Please read the records below and return each line holding the string "this".

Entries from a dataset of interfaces

.....

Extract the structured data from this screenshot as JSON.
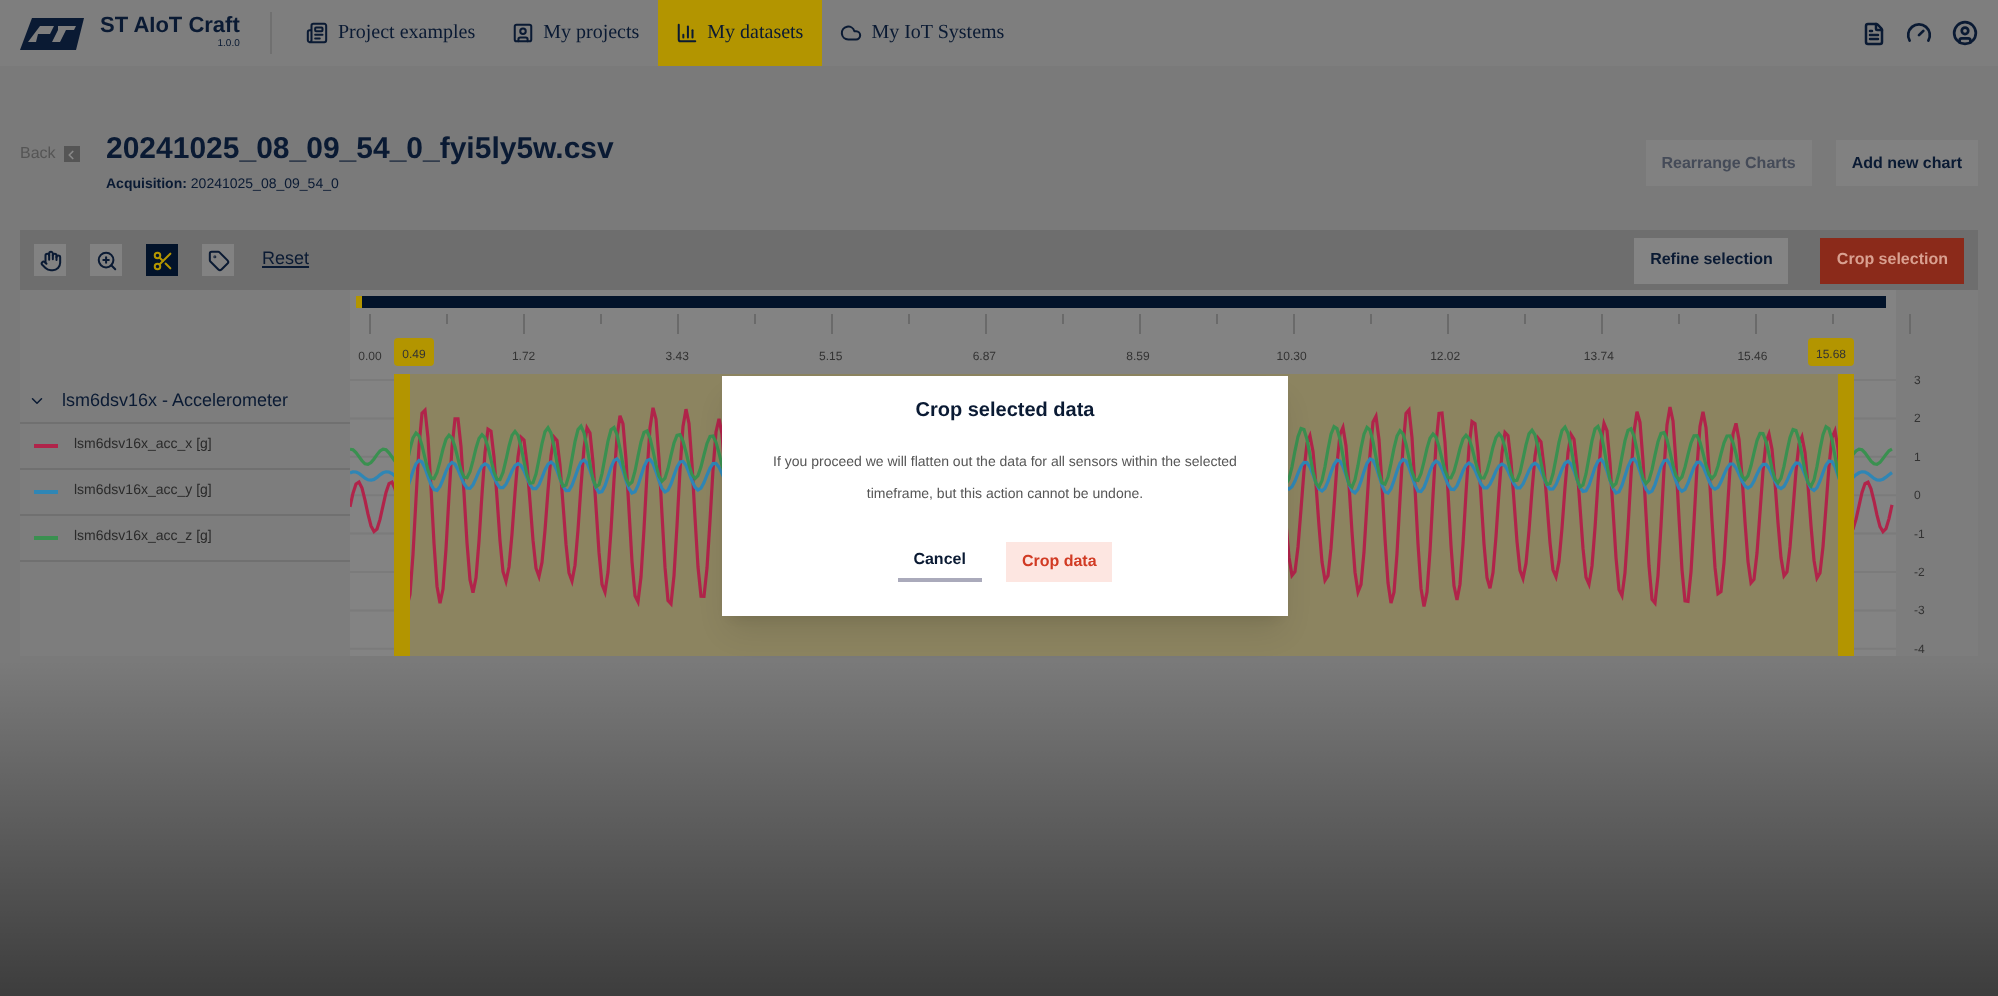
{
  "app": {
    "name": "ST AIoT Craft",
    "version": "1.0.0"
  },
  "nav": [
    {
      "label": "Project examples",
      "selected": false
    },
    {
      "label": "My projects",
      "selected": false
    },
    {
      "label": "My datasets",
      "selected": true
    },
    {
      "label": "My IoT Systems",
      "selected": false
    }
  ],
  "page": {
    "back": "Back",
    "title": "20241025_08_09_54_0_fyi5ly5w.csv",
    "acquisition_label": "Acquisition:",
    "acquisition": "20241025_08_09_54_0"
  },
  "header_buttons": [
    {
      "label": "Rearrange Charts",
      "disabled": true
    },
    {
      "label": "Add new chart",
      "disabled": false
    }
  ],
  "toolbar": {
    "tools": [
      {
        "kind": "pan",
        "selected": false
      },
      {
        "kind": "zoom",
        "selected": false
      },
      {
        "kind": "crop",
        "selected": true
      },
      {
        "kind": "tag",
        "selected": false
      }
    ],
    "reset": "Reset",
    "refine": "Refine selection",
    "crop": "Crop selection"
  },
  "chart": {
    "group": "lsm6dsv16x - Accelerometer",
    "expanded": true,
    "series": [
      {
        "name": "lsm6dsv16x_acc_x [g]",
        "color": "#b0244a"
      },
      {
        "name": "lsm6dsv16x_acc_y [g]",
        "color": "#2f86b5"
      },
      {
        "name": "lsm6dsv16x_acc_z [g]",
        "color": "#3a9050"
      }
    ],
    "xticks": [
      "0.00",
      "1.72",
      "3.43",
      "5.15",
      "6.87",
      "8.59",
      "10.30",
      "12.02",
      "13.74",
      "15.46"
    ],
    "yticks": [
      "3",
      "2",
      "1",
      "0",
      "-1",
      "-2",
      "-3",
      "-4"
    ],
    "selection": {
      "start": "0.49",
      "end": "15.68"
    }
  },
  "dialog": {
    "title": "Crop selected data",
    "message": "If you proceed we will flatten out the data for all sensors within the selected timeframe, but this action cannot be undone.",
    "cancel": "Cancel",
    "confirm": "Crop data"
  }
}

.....

■ **Exercise response**
Extract the structured data from this screenshot as JSON.
    "message": "If you proceed we will flatten out the data for all sensors within the selected timeframe, but this action cannot be undone.",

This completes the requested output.